--- EXERCISE AIM ---
In the listing below, find each line that holds the string "JSON" and copy it.
PROVIDED ENTRIES Start Marker
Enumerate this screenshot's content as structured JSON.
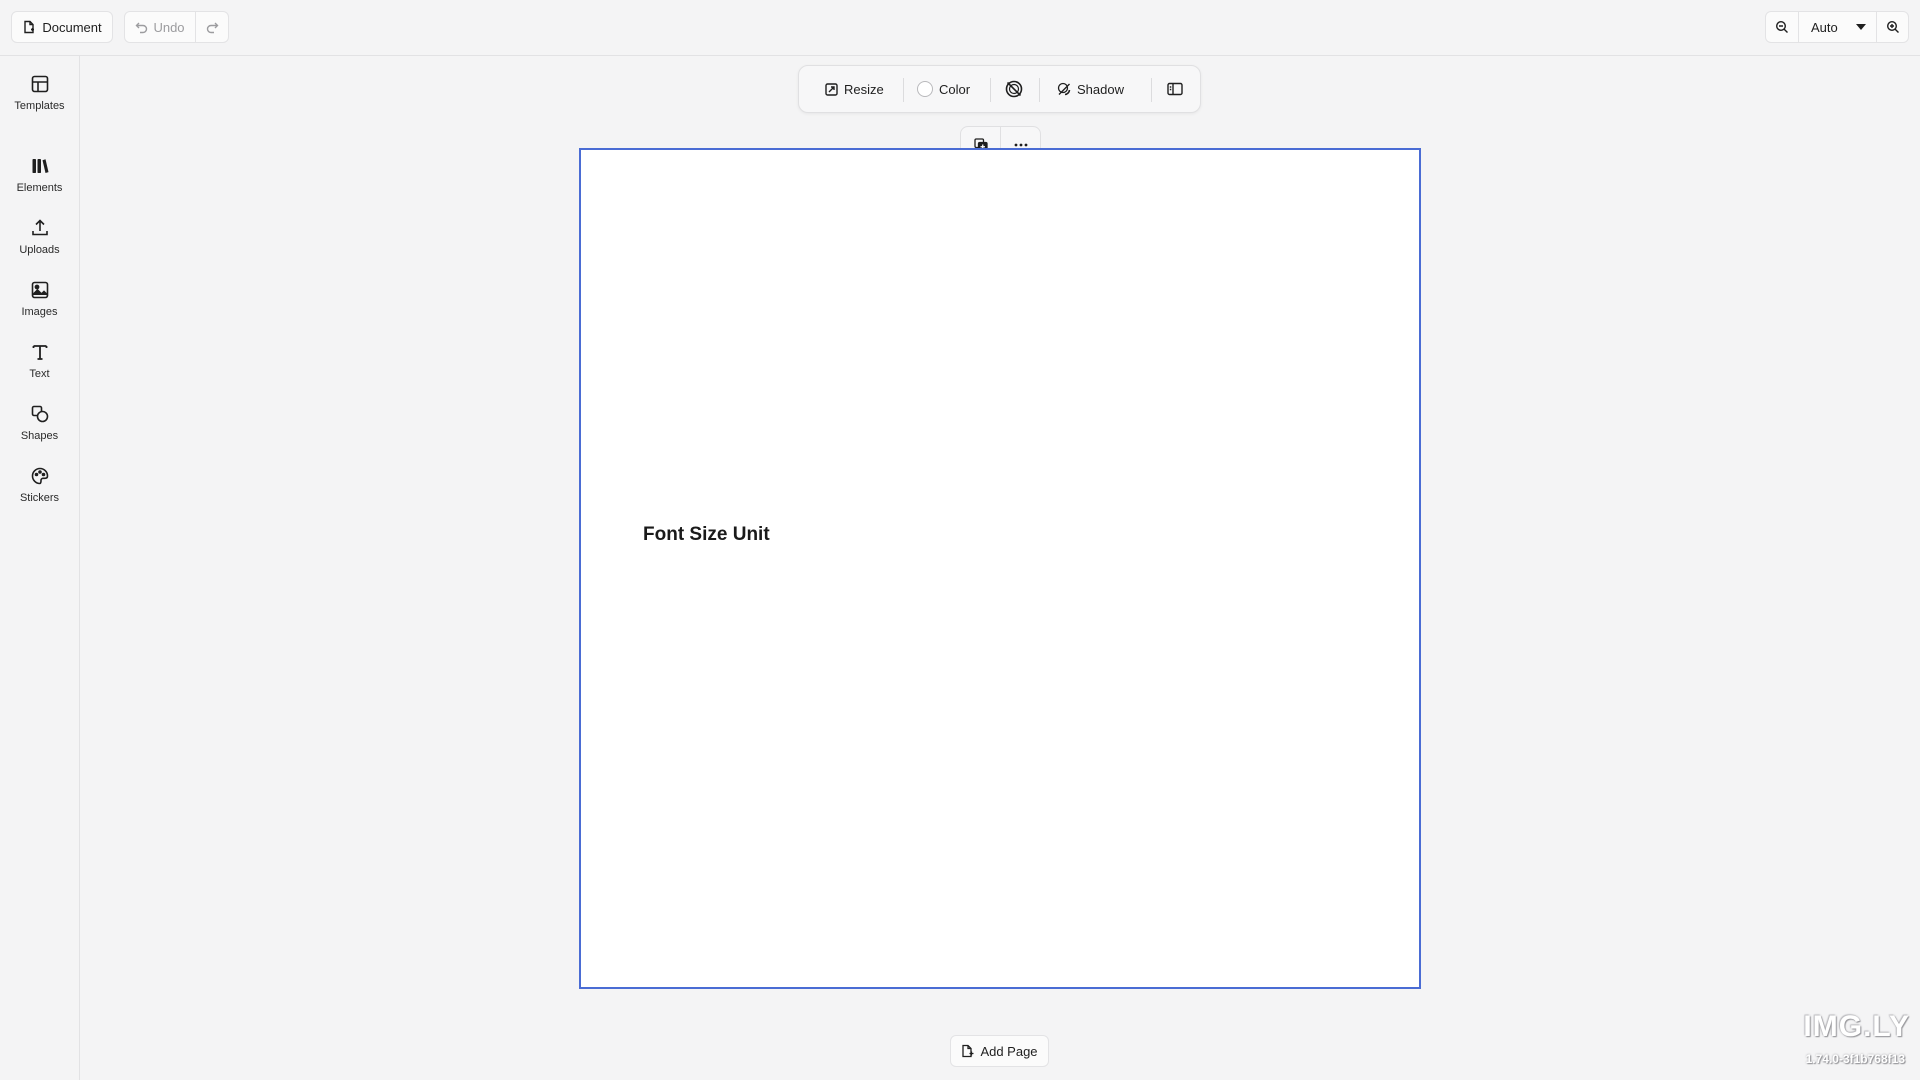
{
  "topbar": {
    "document_label": "Document",
    "undo_label": "Undo",
    "zoom_value": "Auto"
  },
  "sidebar": {
    "items": [
      {
        "label": "Templates",
        "icon": "templates-icon"
      },
      {
        "label": "Elements",
        "icon": "elements-icon"
      },
      {
        "label": "Uploads",
        "icon": "upload-icon"
      },
      {
        "label": "Images",
        "icon": "image-icon"
      },
      {
        "label": "Text",
        "icon": "text-icon"
      },
      {
        "label": "Shapes",
        "icon": "shapes-icon"
      },
      {
        "label": "Stickers",
        "icon": "sticker-icon"
      }
    ]
  },
  "canvas_toolbar": {
    "resize_label": "Resize",
    "color_label": "Color",
    "shadow_label": "Shadow"
  },
  "page": {
    "text": "Font Size Unit"
  },
  "add_page_label": "Add Page",
  "branding": {
    "logo_text": "IMG.LY",
    "version": "1.74.0-3f1b768f13"
  },
  "colors": {
    "selection_border": "#4a6cd4",
    "background": "#f4f4f5"
  }
}
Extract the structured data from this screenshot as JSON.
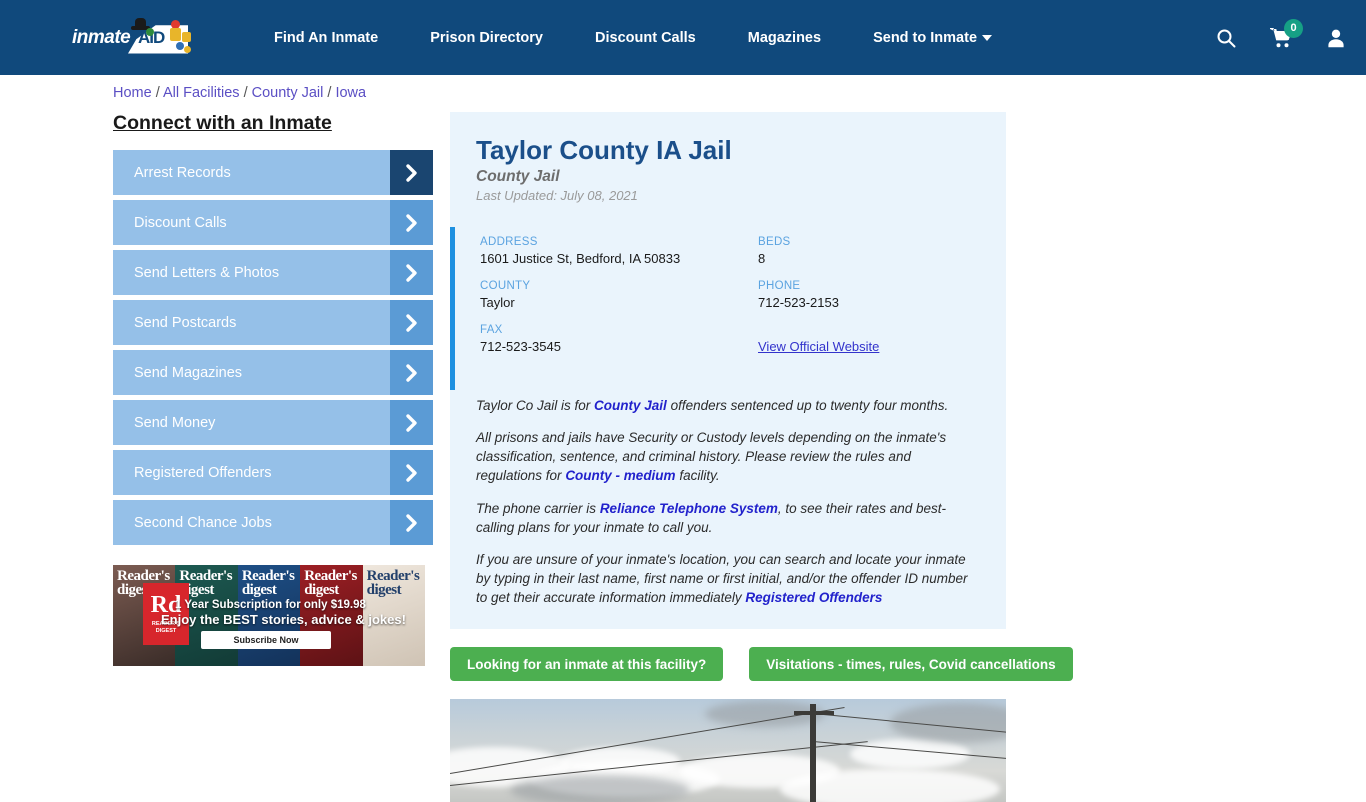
{
  "header": {
    "logo_text": "inmate",
    "logo_badge": "AID",
    "nav": [
      {
        "label": "Find An Inmate",
        "name": "nav-find-an-inmate"
      },
      {
        "label": "Prison Directory",
        "name": "nav-prison-directory"
      },
      {
        "label": "Discount Calls",
        "name": "nav-discount-calls"
      },
      {
        "label": "Magazines",
        "name": "nav-magazines"
      },
      {
        "label": "Send to Inmate",
        "name": "nav-send-to-inmate",
        "has_caret": true
      }
    ],
    "icons": {
      "search": "search-icon",
      "cart": "cart-icon",
      "cart_count": "0",
      "account": "user-account-icon"
    },
    "background_color": "#10497c",
    "cart_badge_color": "#16a085"
  },
  "breadcrumb": {
    "items": [
      "Home",
      "All Facilities",
      "County Jail",
      "Iowa"
    ],
    "separator": "/"
  },
  "sidebar": {
    "heading": "Connect with an Inmate",
    "items": [
      {
        "label": "Arrest Records"
      },
      {
        "label": "Discount Calls"
      },
      {
        "label": "Send Letters & Photos"
      },
      {
        "label": "Send Postcards"
      },
      {
        "label": "Send Magazines"
      },
      {
        "label": "Send Money"
      },
      {
        "label": "Registered Offenders"
      },
      {
        "label": "Second Chance Jobs"
      }
    ],
    "button_color": "#95c0e8",
    "arrow_color": "#5b9bd5",
    "arrow_active_color": "#1a4570"
  },
  "ad": {
    "brand": "Rd",
    "brand_sub": "READER'S DIGEST",
    "line1": "1 Year Subscription for only $19.98",
    "line2": "Enjoy the BEST stories, advice & jokes!",
    "cta": "Subscribe Now",
    "cover_titles": [
      "Reader's digest",
      "Reader's digest",
      "Reader's digest",
      "Reader's digest",
      "Reader's digest"
    ]
  },
  "facility": {
    "title": "Taylor County IA Jail",
    "subtitle": "County Jail",
    "last_updated": "Last Updated: July 08, 2021",
    "accent_color": "#1e90e0",
    "card_background": "#eaf4fc",
    "info": {
      "address_label": "ADDRESS",
      "address_value": "1601 Justice St, Bedford, IA 50833",
      "beds_label": "BEDS",
      "beds_value": "8",
      "county_label": "COUNTY",
      "county_value": "Taylor",
      "phone_label": "PHONE",
      "phone_value": "712-523-2153",
      "fax_label": "FAX",
      "fax_value": "712-523-3545",
      "website_link": "View Official Website"
    },
    "paragraphs": {
      "p1_a": "Taylor Co Jail is for ",
      "p1_link": "County Jail",
      "p1_b": " offenders sentenced up to twenty four months.",
      "p2_a": "All prisons and jails have Security or Custody levels depending on the inmate's classification, sentence, and criminal history. Please review the rules and regulations for ",
      "p2_link": "County - medium",
      "p2_b": " facility.",
      "p3_a": "The phone carrier is ",
      "p3_link": "Reliance Telephone System",
      "p3_b": ", to see their rates and best-calling plans for your inmate to call you.",
      "p4_a": "If you are unsure of your inmate's location, you can search and locate your inmate by typing in their last name, first name or first initial, and/or the offender ID number to get their accurate information immediately ",
      "p4_link": "Registered Offenders"
    },
    "cta_buttons": [
      {
        "label": "Looking for an inmate at this facility?"
      },
      {
        "label": "Visitations - times, rules, Covid cancellations"
      }
    ],
    "cta_color": "#4caf50",
    "photo_alt": "Taylor County IA Jail exterior sky with utility pole"
  }
}
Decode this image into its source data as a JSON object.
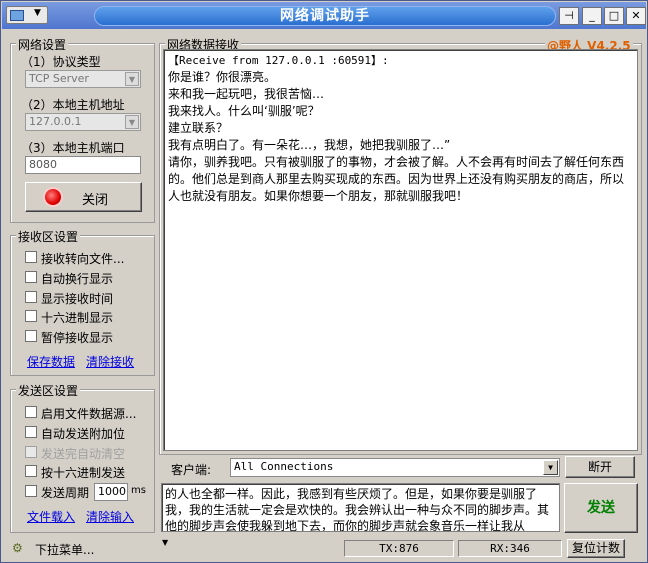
{
  "window": {
    "title": "网络调试助手",
    "version_badge": "@野人 V4.2.5"
  },
  "net_settings": {
    "group_title": "网络设置",
    "protocol_label": "（1）协议类型",
    "protocol_value": "TCP Server",
    "host_label": "（2）本地主机地址",
    "host_value": "127.0.0.1",
    "port_label": "（3）本地主机端口",
    "port_value": "8080",
    "toggle_button": "关闭"
  },
  "receive_settings": {
    "group_title": "接收区设置",
    "options": [
      "接收转向文件...",
      "自动换行显示",
      "显示接收时间",
      "十六进制显示",
      "暂停接收显示"
    ],
    "save_link": "保存数据",
    "clear_link": "清除接收"
  },
  "send_settings": {
    "group_title": "发送区设置",
    "options": [
      "启用文件数据源...",
      "自动发送附加位",
      "发送完自动清空",
      "按十六进制发送"
    ],
    "period_label": "发送周期",
    "period_value": "1000",
    "period_unit": "ms",
    "load_link": "文件载入",
    "clear_link": "清除输入"
  },
  "receive_area": {
    "group_title": "网络数据接收",
    "header_line": "【Receive from 127.0.0.1 :60591】:",
    "lines": [
      "你是谁？你很漂亮。",
      "来和我一起玩吧，我很苦恼…",
      "我来找人。什么叫‘驯服’呢？",
      "建立联系？",
      "我有点明白了。有一朵花…，我想，她把我驯服了…”",
      "请你，驯养我吧。只有被驯服了的事物，才会被了解。人不会再有时间去了解任何东西的。他们总是到商人那里去购买现成的东西。因为世界上还没有购买朋友的商店，所以人也就没有朋友。如果你想要一个朋友，那就驯服我吧！"
    ]
  },
  "client_bar": {
    "label": "客户端:",
    "value": "All Connections",
    "disconnect_button": "断开"
  },
  "send_area": {
    "text": "的人也全都一样。因此，我感到有些厌烦了。但是，如果你要是驯服了我，我的生活就一定会是欢快的。我会辨认出一种与众不同的脚步声。其他的脚步声会使我躲到地下去，而你的脚步声就会象音乐一样让我从",
    "send_button": "发送"
  },
  "statusbar": {
    "menu_label": "下拉菜单...",
    "tx": "TX:876",
    "rx": "RX:346",
    "reset_button": "复位计数"
  },
  "colors": {
    "title_blue": "#2a6fd0",
    "badge_orange": "#e06000",
    "send_green": "#008000",
    "link_blue": "#0000e0"
  }
}
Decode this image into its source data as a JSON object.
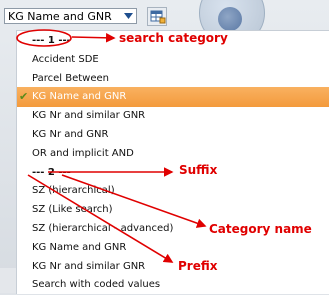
{
  "combo": {
    "value": "KG Name and GNR"
  },
  "list": {
    "items": [
      {
        "label": "--- 1 ---",
        "kind": "header"
      },
      {
        "label": "Accident SDE",
        "kind": "item"
      },
      {
        "label": "Parcel Between",
        "kind": "item"
      },
      {
        "label": "KG Name and GNR",
        "kind": "selected"
      },
      {
        "label": "KG Nr and similar GNR",
        "kind": "item"
      },
      {
        "label": "KG Nr and GNR",
        "kind": "item"
      },
      {
        "label": "OR and implicit AND",
        "kind": "item"
      },
      {
        "label": "--- 2 ---",
        "kind": "header"
      },
      {
        "label": "SZ (hierarchical)",
        "kind": "item"
      },
      {
        "label": "SZ (Like search)",
        "kind": "item"
      },
      {
        "label": "SZ (hierarchical - advanced)",
        "kind": "item"
      },
      {
        "label": "KG Name and GNR",
        "kind": "item"
      },
      {
        "label": "KG Nr and similar GNR",
        "kind": "item"
      },
      {
        "label": "Search with coded values",
        "kind": "item"
      }
    ]
  },
  "annotations": {
    "search_category": "search category",
    "suffix": "Suffix",
    "category_name": "Category name",
    "prefix": "Prefix"
  },
  "colors": {
    "selected": "#f39a3c",
    "annotation": "#e00000",
    "check": "#5a8a1a"
  },
  "icons": {
    "dropdown_arrow": "chevron-down-icon",
    "tool_button": "table-icon",
    "selected_mark": "check-icon"
  }
}
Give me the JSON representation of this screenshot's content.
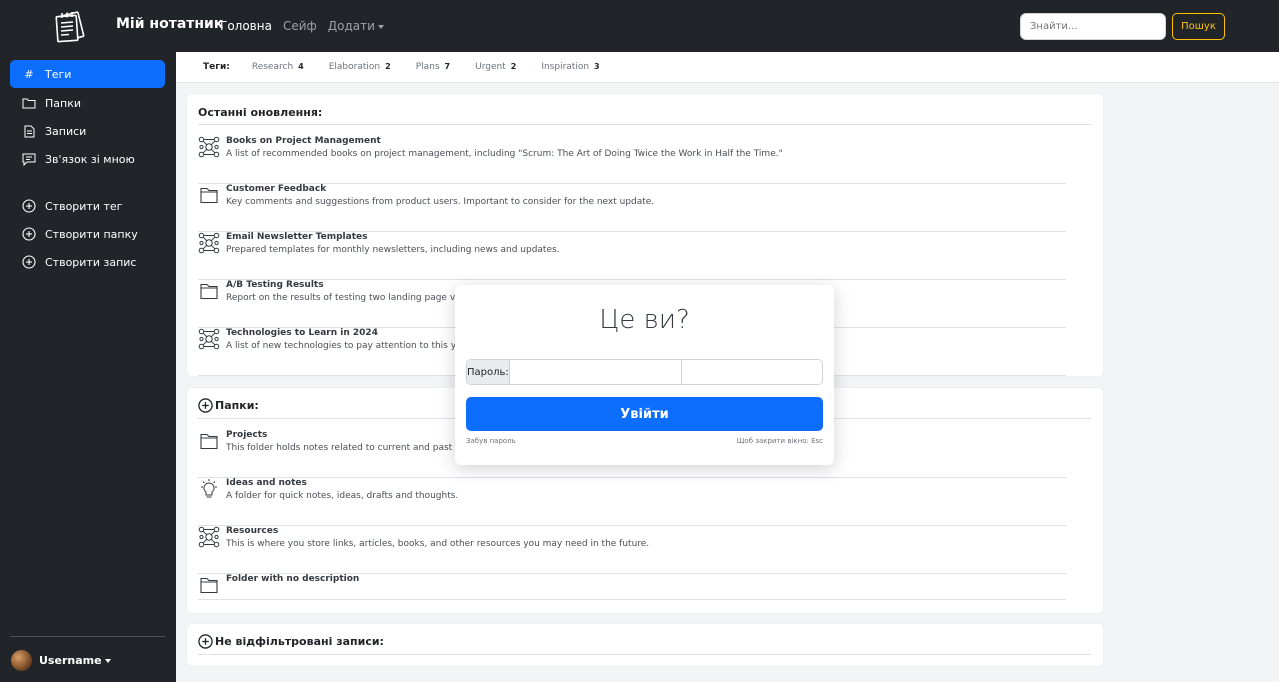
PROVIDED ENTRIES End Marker
--- EXPECTED ANSWER ---
Enumerate this screenshot's content as structured JSON.
Extract the structured data from this screenshot as JSON.
Decode this image into its source data as a JSON object.
Decode this image into its source data as a JSON object.
Give me the JSON representation of this screenshot's content.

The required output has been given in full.